**PROBLEM TO SOLVE:** Go through the following listing and count each line that contains the string "JSON"; the answer is that number alone.

**DATA SUPPLIED:**
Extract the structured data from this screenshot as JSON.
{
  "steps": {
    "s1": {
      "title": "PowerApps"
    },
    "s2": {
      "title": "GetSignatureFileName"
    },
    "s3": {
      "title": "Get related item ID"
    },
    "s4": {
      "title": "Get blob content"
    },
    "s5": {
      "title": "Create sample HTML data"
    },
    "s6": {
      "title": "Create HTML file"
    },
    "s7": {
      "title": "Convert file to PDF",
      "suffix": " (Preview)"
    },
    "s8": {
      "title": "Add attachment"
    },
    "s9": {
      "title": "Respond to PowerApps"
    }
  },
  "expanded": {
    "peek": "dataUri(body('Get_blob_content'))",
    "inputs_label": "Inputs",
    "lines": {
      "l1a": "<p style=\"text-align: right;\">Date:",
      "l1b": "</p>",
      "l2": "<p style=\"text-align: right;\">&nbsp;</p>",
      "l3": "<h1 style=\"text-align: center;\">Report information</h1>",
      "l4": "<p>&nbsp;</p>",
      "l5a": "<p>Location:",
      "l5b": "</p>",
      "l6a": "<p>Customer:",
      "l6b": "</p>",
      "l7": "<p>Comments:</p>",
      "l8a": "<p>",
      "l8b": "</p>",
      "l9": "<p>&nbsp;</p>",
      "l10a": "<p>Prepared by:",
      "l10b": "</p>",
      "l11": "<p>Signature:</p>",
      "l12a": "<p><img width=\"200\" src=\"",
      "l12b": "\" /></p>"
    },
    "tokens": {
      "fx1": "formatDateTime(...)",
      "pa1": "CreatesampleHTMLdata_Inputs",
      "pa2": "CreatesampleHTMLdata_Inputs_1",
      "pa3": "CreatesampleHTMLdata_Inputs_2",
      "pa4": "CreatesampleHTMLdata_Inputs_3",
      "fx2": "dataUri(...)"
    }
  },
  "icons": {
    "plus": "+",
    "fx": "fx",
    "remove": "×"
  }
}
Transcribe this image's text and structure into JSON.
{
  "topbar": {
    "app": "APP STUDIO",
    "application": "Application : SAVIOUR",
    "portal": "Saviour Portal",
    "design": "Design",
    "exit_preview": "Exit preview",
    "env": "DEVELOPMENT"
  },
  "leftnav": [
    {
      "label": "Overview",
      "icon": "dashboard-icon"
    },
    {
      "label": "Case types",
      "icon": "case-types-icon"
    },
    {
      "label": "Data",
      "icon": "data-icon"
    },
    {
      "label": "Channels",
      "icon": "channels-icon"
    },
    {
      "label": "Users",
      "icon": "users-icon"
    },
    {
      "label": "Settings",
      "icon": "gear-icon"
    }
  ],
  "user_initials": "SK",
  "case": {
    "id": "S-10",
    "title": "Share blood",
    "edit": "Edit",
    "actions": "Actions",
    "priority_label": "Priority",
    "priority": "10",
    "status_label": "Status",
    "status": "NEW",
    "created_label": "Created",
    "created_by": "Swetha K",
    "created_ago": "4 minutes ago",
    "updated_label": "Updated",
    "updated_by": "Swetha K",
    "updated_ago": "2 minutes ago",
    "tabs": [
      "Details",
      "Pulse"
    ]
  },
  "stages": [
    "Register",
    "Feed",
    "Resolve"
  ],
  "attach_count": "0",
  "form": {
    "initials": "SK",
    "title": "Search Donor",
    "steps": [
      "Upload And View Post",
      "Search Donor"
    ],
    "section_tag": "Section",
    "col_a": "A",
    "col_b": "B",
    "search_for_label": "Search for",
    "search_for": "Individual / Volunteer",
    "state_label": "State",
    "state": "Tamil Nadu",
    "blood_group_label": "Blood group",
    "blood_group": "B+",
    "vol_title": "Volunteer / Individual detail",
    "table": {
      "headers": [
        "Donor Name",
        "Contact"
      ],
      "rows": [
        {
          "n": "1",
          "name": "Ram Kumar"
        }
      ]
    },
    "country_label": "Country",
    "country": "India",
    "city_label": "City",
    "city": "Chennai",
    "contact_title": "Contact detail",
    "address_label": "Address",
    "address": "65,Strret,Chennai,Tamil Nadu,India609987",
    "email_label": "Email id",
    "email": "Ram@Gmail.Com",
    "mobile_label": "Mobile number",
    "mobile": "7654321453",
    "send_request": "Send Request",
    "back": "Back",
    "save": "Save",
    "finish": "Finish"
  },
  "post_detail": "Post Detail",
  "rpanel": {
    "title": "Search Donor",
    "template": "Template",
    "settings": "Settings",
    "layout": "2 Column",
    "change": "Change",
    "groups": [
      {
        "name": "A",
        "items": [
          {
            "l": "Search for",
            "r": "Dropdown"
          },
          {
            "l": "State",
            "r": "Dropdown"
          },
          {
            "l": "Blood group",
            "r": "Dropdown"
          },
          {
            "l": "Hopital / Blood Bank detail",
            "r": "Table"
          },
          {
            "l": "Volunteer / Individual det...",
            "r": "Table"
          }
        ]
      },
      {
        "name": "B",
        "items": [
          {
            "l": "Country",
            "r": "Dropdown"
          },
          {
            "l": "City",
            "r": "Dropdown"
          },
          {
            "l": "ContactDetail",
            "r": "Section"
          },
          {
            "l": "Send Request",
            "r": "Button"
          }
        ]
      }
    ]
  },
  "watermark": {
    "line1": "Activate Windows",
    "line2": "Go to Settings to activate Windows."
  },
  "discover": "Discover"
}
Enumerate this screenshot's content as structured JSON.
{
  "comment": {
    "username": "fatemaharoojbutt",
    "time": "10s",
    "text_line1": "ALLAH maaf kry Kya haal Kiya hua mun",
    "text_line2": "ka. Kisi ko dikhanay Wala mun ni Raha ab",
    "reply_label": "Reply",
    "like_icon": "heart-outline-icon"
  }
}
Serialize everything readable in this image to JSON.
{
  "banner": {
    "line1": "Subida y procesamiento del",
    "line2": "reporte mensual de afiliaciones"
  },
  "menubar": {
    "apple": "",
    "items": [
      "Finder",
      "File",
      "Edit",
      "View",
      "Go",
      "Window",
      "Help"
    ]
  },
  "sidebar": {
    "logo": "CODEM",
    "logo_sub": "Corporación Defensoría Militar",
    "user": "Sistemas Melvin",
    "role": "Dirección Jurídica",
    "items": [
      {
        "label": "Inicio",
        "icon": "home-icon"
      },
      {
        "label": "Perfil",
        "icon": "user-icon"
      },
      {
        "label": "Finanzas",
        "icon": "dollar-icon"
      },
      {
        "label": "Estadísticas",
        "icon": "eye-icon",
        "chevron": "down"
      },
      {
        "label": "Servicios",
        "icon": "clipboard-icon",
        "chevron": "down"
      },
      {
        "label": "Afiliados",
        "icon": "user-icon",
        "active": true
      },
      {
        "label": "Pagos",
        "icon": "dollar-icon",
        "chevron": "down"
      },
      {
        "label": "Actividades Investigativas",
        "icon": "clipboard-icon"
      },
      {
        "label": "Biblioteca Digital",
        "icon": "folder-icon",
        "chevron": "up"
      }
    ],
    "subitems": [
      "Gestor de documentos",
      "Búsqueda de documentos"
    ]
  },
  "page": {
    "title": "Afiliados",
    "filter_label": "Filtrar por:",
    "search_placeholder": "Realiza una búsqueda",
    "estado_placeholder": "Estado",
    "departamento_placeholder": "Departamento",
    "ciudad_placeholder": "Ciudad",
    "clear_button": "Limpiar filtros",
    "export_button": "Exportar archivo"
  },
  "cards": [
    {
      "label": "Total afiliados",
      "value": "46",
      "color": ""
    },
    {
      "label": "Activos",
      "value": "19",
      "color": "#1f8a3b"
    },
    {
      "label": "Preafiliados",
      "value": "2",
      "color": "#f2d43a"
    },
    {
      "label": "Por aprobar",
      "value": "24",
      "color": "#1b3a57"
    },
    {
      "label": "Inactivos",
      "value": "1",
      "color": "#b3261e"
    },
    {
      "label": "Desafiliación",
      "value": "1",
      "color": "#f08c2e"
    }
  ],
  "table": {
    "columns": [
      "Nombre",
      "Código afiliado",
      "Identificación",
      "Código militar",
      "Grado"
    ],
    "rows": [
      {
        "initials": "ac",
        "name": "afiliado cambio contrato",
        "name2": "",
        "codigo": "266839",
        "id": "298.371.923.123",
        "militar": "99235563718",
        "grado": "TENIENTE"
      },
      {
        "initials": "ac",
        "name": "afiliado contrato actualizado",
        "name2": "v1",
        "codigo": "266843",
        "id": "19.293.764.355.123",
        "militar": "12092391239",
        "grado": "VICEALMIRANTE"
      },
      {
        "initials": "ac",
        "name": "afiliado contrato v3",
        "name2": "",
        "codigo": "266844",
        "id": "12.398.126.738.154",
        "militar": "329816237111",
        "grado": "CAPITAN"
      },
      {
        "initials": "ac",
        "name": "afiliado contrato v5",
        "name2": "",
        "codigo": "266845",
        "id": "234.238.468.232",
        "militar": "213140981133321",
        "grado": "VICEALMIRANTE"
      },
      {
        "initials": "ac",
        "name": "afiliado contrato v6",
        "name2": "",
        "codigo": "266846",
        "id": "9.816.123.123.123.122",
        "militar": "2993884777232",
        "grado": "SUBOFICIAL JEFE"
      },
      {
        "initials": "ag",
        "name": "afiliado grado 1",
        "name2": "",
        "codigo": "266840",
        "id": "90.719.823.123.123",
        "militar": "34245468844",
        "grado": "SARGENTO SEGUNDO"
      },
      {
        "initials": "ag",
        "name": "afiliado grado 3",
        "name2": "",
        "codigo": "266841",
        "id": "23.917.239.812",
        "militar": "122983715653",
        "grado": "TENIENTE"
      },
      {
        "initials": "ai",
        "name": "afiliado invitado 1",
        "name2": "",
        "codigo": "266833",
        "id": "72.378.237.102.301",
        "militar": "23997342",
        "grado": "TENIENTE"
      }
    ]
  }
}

**SOLUTION FOR THIS PROBLEM:** 4